  • Schulte, J. Manuel: Speculum Regis. Studies on Fürstenspiegel literature in Greco-Roman antiquity (Ancient Culture and History 3), Münster / Hamburg / London 2001, ISBN 3-8258-5249-0
  • Singer, Bruno: The prince mirrors in Germany in the age of humanism and the Reformation (Humanist Library: Series 1, Abhandlungen 34), Munich 1981, ISBN 3-7705-1782-2

Web links


  1. See Hermann Strasburger: On the ancient ideal of society (Treatises of the Heidelberg Academy of Sciences, Philosophical-Historical Class 1976, 4), Heidelberg 1976.
  2. ^ Singer: Fürstenspiegel in Germany. 1981, p. 63ff. and 75ff.
  3. Miloš Vec: Ceremonial Studies in the Princely State. Frankfurt am Main 1998, p. 364.
  4. Melissantes: Curieuser AFFECTen-Spiegel. Or exquisite cases and strange maxims to investigate the minds of people, and then to behave carefully and cautiously. Frankfurt, Leipzig [and Arnstadt] 1715, pp. 245-354. Bavarian State Library, Munich .
  5. Linda C. Darling: Revenue-Raising and Legitimacy: Tax Collection and Finance Administration in the Ottoman Empire, 1560-1660 (Ottoman Empire and Its Heritage) . Brill Academic Publishers, Leiden, ISBN 978-90-04-10289-7 , pp. 283-4 .
  6. ^ Bernhard D. Haage, Wolfgang Wegner: 'Secretum secretorum'. 'Kitāb as-Siyāsa fī tadbīr ar-riyasa al-ma'ruf bi-Sirrd-asrār' ('The book of politics for governance' […]). In: Werner E. Gerabek , Bernhard D. Haage, Gundolf Keil , Wolfgang Wegner (eds.): Enzyklopädie Medizingeschichte. De Gruyter, Berlin / New York 2005, ISBN 3-11-015714-4 , p. 1314.
  7. Mohamed Salem Ideidbi, (2011). Traité de politique ou Conseils pour la conduite du pouvoir d'al-Imam al-Hadrami. ISBN 9782705338510 .
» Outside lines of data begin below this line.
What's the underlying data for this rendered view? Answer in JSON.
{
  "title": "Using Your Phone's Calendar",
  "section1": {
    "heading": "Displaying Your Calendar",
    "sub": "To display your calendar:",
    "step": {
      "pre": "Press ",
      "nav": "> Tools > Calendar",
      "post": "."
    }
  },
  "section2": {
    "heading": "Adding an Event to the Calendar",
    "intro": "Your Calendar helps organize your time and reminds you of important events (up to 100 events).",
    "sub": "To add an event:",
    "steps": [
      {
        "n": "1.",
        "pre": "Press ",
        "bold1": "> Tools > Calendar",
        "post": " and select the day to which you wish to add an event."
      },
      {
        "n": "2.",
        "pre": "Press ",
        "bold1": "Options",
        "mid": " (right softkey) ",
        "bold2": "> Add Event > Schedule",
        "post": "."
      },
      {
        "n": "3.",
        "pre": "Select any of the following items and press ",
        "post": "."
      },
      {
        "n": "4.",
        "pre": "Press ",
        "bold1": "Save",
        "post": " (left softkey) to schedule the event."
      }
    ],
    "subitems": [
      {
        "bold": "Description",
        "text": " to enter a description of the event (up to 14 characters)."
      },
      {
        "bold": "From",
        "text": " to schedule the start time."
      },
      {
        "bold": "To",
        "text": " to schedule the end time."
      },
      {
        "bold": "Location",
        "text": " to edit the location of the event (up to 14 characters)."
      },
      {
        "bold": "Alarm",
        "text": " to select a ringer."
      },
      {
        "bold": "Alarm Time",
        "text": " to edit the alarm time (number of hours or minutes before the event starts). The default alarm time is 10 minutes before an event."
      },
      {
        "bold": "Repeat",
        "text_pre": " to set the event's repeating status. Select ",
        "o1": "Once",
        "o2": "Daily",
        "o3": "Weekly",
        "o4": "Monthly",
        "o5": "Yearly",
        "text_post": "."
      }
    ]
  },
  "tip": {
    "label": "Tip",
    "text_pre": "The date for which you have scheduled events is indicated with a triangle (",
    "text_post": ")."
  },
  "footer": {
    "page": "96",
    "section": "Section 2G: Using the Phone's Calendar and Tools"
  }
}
  8. Gelibolulu Mustafa Alî: Naṣīḥat al-salāṭīn. Mustafā Ali's Counsel for sultans of 1581. 2 vols. Edited, translated and edited by Andreas Tietze. Verl. D. Austrian Akad. D. Wiss, Vienna 1979, ISBN 978-3-7001-0518-3 .